= MATERIAL FOR THIS EXERCISE =
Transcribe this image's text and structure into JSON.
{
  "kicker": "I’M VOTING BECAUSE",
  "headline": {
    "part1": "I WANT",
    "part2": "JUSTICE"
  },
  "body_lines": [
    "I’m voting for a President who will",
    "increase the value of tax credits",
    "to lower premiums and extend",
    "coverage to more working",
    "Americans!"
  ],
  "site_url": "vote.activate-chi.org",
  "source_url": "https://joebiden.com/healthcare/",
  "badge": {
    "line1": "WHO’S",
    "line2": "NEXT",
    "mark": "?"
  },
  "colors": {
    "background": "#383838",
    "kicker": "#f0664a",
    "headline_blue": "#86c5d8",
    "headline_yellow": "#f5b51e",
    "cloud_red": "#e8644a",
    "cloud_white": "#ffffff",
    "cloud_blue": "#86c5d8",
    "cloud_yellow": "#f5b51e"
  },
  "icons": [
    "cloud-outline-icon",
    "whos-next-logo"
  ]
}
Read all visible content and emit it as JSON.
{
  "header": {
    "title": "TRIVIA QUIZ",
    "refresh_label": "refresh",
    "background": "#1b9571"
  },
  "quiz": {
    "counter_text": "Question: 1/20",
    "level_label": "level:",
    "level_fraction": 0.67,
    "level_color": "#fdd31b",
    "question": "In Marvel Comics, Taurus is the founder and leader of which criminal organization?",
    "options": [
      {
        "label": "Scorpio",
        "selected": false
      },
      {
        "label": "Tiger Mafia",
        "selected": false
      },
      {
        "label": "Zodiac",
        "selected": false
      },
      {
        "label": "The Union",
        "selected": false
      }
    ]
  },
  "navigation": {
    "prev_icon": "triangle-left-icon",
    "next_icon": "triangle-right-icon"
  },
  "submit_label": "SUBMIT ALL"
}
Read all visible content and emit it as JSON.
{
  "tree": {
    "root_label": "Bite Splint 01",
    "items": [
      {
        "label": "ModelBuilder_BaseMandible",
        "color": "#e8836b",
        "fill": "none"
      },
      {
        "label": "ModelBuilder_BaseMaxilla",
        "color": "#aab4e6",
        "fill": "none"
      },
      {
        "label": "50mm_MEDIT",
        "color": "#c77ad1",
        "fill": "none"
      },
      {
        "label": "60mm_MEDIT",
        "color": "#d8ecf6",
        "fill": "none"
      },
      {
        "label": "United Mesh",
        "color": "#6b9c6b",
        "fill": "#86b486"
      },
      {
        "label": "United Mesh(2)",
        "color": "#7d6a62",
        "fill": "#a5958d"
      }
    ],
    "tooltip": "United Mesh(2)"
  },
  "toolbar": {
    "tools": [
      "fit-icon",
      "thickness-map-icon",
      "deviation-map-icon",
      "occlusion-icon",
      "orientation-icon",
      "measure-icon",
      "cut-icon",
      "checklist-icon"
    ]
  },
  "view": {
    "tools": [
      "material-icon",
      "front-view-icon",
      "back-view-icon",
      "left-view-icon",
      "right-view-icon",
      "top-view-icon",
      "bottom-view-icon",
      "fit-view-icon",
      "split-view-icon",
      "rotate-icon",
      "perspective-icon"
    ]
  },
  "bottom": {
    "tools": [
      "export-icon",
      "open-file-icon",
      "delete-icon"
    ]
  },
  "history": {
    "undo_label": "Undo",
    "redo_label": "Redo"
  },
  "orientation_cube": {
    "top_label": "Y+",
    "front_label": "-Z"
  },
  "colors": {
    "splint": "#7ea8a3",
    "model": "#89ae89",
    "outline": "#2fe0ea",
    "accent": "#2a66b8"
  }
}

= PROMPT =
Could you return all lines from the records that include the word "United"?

= EXPECTED ANSWER =
        "label": "United Mesh",
        "label": "United Mesh(2)",
    "tooltip": "United Mesh(2)"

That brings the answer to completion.